Top of Records shown
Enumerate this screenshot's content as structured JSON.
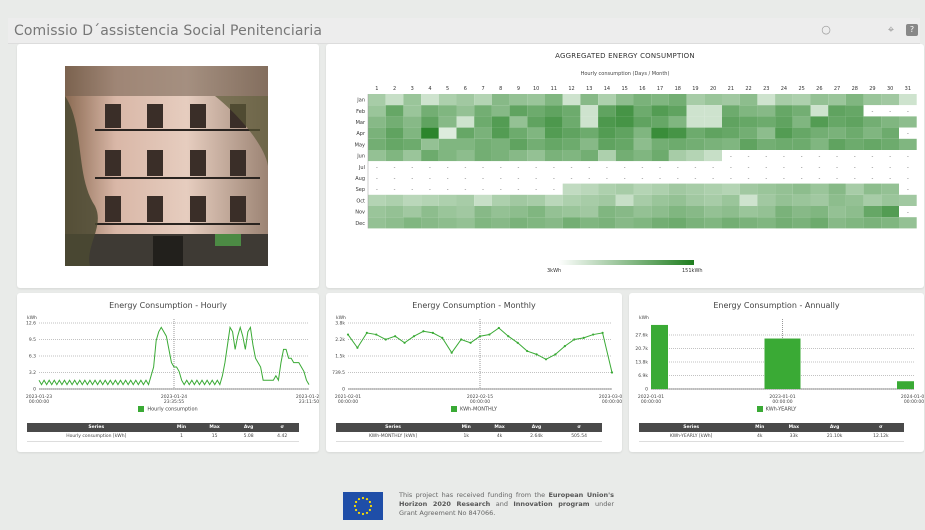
{
  "window": {
    "title": "Comissio D´assistencia Social Penitenciaria"
  },
  "heatmap": {
    "title": "AGGREGATED ENERGY CONSUMPTION",
    "subtitle": "Hourly consumption (Days / Month)",
    "days": [
      "1",
      "2",
      "3",
      "4",
      "5",
      "6",
      "7",
      "8",
      "9",
      "10",
      "11",
      "12",
      "13",
      "14",
      "15",
      "16",
      "17",
      "18",
      "19",
      "20",
      "21",
      "22",
      "23",
      "24",
      "25",
      "26",
      "27",
      "28",
      "29",
      "30",
      "31"
    ],
    "months": [
      "Jan",
      "Feb",
      "Mar",
      "Apr",
      "May",
      "Jun",
      "Jul",
      "Aug",
      "Sep",
      "Oct",
      "Nov",
      "Dec"
    ],
    "scale_min": "3kWh",
    "scale_max": "151kWh",
    "missing": "-"
  },
  "hourly": {
    "title": "Energy Consumption - Hourly",
    "unit": "kWh",
    "y_ticks": [
      "12.6",
      "9.5",
      "6.3",
      "3.2",
      "0"
    ],
    "x_labels": [
      [
        "2023-01-23",
        "00:00:00"
      ],
      [
        "2023-01-24",
        "23:35:55"
      ],
      [
        "2023-01-26",
        "23:11:50"
      ]
    ],
    "legend": "Hourly consumption",
    "table": {
      "headers": [
        "Series",
        "Min",
        "Max",
        "Avg",
        "σ"
      ],
      "row": [
        "Hourly consumption [kWh]",
        "1",
        "15",
        "5.08",
        "4.42"
      ]
    }
  },
  "monthly": {
    "title": "Energy Consumption - Monthly",
    "unit": "kWh",
    "y_ticks": [
      "3.8k",
      "2.2k",
      "1.5k",
      "739.5",
      "0"
    ],
    "x_labels": [
      [
        "2021-02-01",
        "00:00:00"
      ],
      [
        "2022-02-15",
        "00:00:00"
      ],
      [
        "2023-03-01",
        "00:00:00"
      ]
    ],
    "legend": "KWh-MONTHLY",
    "table": {
      "headers": [
        "Series",
        "Min",
        "Max",
        "Avg",
        "σ"
      ],
      "row": [
        "KWh-MONTHLY [kWh]",
        "1k",
        "4k",
        "2.64k",
        "505.54"
      ]
    }
  },
  "annual": {
    "title": "Energy Consumption - Annually",
    "unit": "kWh",
    "y_ticks": [
      "27.6k",
      "20.7k",
      "13.8k",
      "6.9k",
      "0"
    ],
    "x_labels": [
      [
        "2022-01-01",
        "00:00:00"
      ],
      [
        "2023-01-01",
        "00:00:00"
      ],
      [
        "2024-01-01",
        "00:00:00"
      ]
    ],
    "legend": "KWh-YEARLY",
    "table": {
      "headers": [
        "Series",
        "Min",
        "Max",
        "Avg",
        "σ"
      ],
      "row": [
        "KWh-YEARLY [kWh]",
        "4k",
        "33k",
        "21.10k",
        "12.12k"
      ]
    }
  },
  "footer": {
    "t1": "This project has received funding from the ",
    "b1": "European Union's Horizon 2020 Research",
    "t2": " and ",
    "b2": "Innovation program",
    "t3": " under Grant Agreement No 847066."
  },
  "colors": {
    "accent": "#3aaa35",
    "heat_low": "#e8f3e4",
    "heat_high": "#1e7d1e",
    "table_header": "#4a4a4a"
  },
  "chart_data": [
    {
      "type": "heatmap",
      "title": "AGGREGATED ENERGY CONSUMPTION",
      "subtitle": "Hourly consumption (Days / Month)",
      "x": [
        "1",
        "2",
        "3",
        "4",
        "5",
        "6",
        "7",
        "8",
        "9",
        "10",
        "11",
        "12",
        "13",
        "14",
        "15",
        "16",
        "17",
        "18",
        "19",
        "20",
        "21",
        "22",
        "23",
        "24",
        "25",
        "26",
        "27",
        "28",
        "29",
        "30",
        "31"
      ],
      "y": [
        "Jan",
        "Feb",
        "Mar",
        "Apr",
        "May",
        "Jun",
        "Jul",
        "Aug",
        "Sep",
        "Oct",
        "Nov",
        "Dec"
      ],
      "scale": [
        3,
        151
      ],
      "values": [
        [
          45,
          20,
          55,
          15,
          40,
          50,
          35,
          70,
          60,
          55,
          75,
          15,
          70,
          40,
          65,
          80,
          75,
          85,
          45,
          55,
          50,
          65,
          15,
          45,
          40,
          60,
          55,
          75,
          55,
          50,
          15
        ],
        [
          55,
          95,
          55,
          85,
          75,
          60,
          85,
          70,
          100,
          90,
          100,
          90,
          15,
          100,
          120,
          90,
          110,
          100,
          15,
          15,
          90,
          75,
          70,
          95,
          85,
          15,
          100,
          95,
          null,
          null,
          null
        ],
        [
          70,
          85,
          70,
          100,
          70,
          15,
          90,
          110,
          60,
          100,
          115,
          90,
          15,
          115,
          120,
          100,
          95,
          75,
          15,
          15,
          100,
          95,
          90,
          100,
          75,
          110,
          95,
          100,
          85,
          75,
          65
        ],
        [
          80,
          100,
          75,
          140,
          3,
          95,
          80,
          110,
          90,
          75,
          110,
          100,
          90,
          110,
          100,
          75,
          130,
          120,
          90,
          100,
          95,
          85,
          65,
          110,
          95,
          85,
          80,
          90,
          75,
          90,
          null
        ],
        [
          85,
          95,
          90,
          60,
          75,
          75,
          85,
          80,
          100,
          85,
          95,
          90,
          70,
          100,
          95,
          65,
          85,
          90,
          85,
          80,
          75,
          100,
          85,
          90,
          90,
          75,
          100,
          90,
          95,
          90,
          75
        ],
        [
          60,
          75,
          55,
          90,
          75,
          65,
          85,
          80,
          70,
          60,
          80,
          75,
          85,
          40,
          85,
          75,
          90,
          45,
          35,
          20,
          null,
          null,
          null,
          null,
          null,
          null,
          null,
          null,
          null,
          null,
          null
        ],
        [
          null,
          null,
          null,
          null,
          null,
          null,
          null,
          null,
          null,
          null,
          null,
          null,
          null,
          null,
          null,
          null,
          null,
          null,
          null,
          null,
          null,
          null,
          null,
          null,
          null,
          null,
          null,
          null,
          null,
          null,
          null
        ],
        [
          null,
          null,
          null,
          null,
          null,
          null,
          null,
          null,
          null,
          null,
          null,
          null,
          null,
          null,
          null,
          null,
          null,
          null,
          null,
          null,
          null,
          null,
          null,
          null,
          null,
          null,
          null,
          null,
          null,
          null,
          null
        ],
        [
          null,
          null,
          null,
          null,
          null,
          null,
          null,
          null,
          null,
          null,
          null,
          25,
          30,
          40,
          45,
          35,
          40,
          50,
          45,
          40,
          35,
          50,
          55,
          60,
          65,
          55,
          70,
          45,
          65,
          60,
          null
        ],
        [
          35,
          40,
          30,
          35,
          40,
          45,
          20,
          40,
          50,
          45,
          30,
          40,
          45,
          50,
          20,
          45,
          55,
          60,
          50,
          45,
          55,
          15,
          50,
          60,
          55,
          50,
          65,
          60,
          45,
          55,
          50
        ],
        [
          55,
          60,
          50,
          65,
          55,
          50,
          70,
          60,
          65,
          75,
          60,
          55,
          50,
          75,
          70,
          60,
          65,
          75,
          70,
          60,
          65,
          55,
          60,
          80,
          70,
          75,
          60,
          65,
          95,
          110,
          null
        ],
        [
          60,
          65,
          75,
          70,
          65,
          60,
          75,
          70,
          80,
          75,
          70,
          85,
          75,
          80,
          70,
          75,
          85,
          90,
          80,
          75,
          85,
          80,
          75,
          85,
          80,
          90,
          70,
          75,
          80,
          75,
          60
        ]
      ]
    },
    {
      "type": "line",
      "title": "Energy Consumption - Hourly",
      "ylabel": "kWh",
      "ylim": [
        0,
        15
      ],
      "series": [
        {
          "name": "Hourly consumption",
          "values": [
            2,
            1,
            2,
            1,
            2,
            1,
            2,
            1,
            2,
            1,
            2,
            1,
            2,
            1,
            2,
            1,
            2,
            1,
            2,
            1,
            2,
            1,
            2,
            1,
            2,
            1,
            2,
            1,
            2,
            1,
            2,
            1,
            2,
            1,
            2,
            1,
            2,
            1,
            2,
            1,
            2,
            1,
            2,
            1,
            3,
            5,
            11,
            13,
            14,
            13,
            12,
            9,
            6,
            5,
            5,
            4,
            2,
            1,
            2,
            1,
            2,
            1,
            2,
            1,
            2,
            1,
            2,
            1,
            2,
            1,
            2,
            1,
            3,
            6,
            10,
            14,
            13,
            9,
            12,
            14,
            12,
            9,
            13,
            14,
            10,
            7,
            6,
            5,
            2,
            2,
            2,
            2,
            2,
            3,
            2,
            6,
            9,
            9,
            7,
            7,
            6,
            6,
            6,
            5,
            4,
            2,
            1
          ]
        }
      ]
    },
    {
      "type": "line",
      "title": "Energy Consumption - Monthly",
      "ylabel": "kWh",
      "ylim": [
        0,
        4000
      ],
      "series": [
        {
          "name": "KWh-MONTHLY",
          "values": [
            3300,
            2500,
            3400,
            3300,
            3000,
            3200,
            2800,
            3200,
            3500,
            3400,
            3100,
            2200,
            3000,
            2800,
            3200,
            3300,
            3700,
            3200,
            2800,
            2300,
            2100,
            1800,
            2100,
            2600,
            3000,
            3100,
            3300,
            3400,
            1000
          ]
        }
      ]
    },
    {
      "type": "bar",
      "title": "Energy Consumption - Annually",
      "ylabel": "kWh",
      "ylim": [
        0,
        34000
      ],
      "categories": [
        "2022",
        "2023",
        "2024"
      ],
      "series": [
        {
          "name": "KWh-YEARLY",
          "values": [
            33000,
            26000,
            4000
          ]
        }
      ]
    }
  ]
}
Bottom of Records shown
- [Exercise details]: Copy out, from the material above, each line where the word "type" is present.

- [Final answer]:
      "type": "heatmap",
      "type": "line",
      "type": "line",
      "type": "bar",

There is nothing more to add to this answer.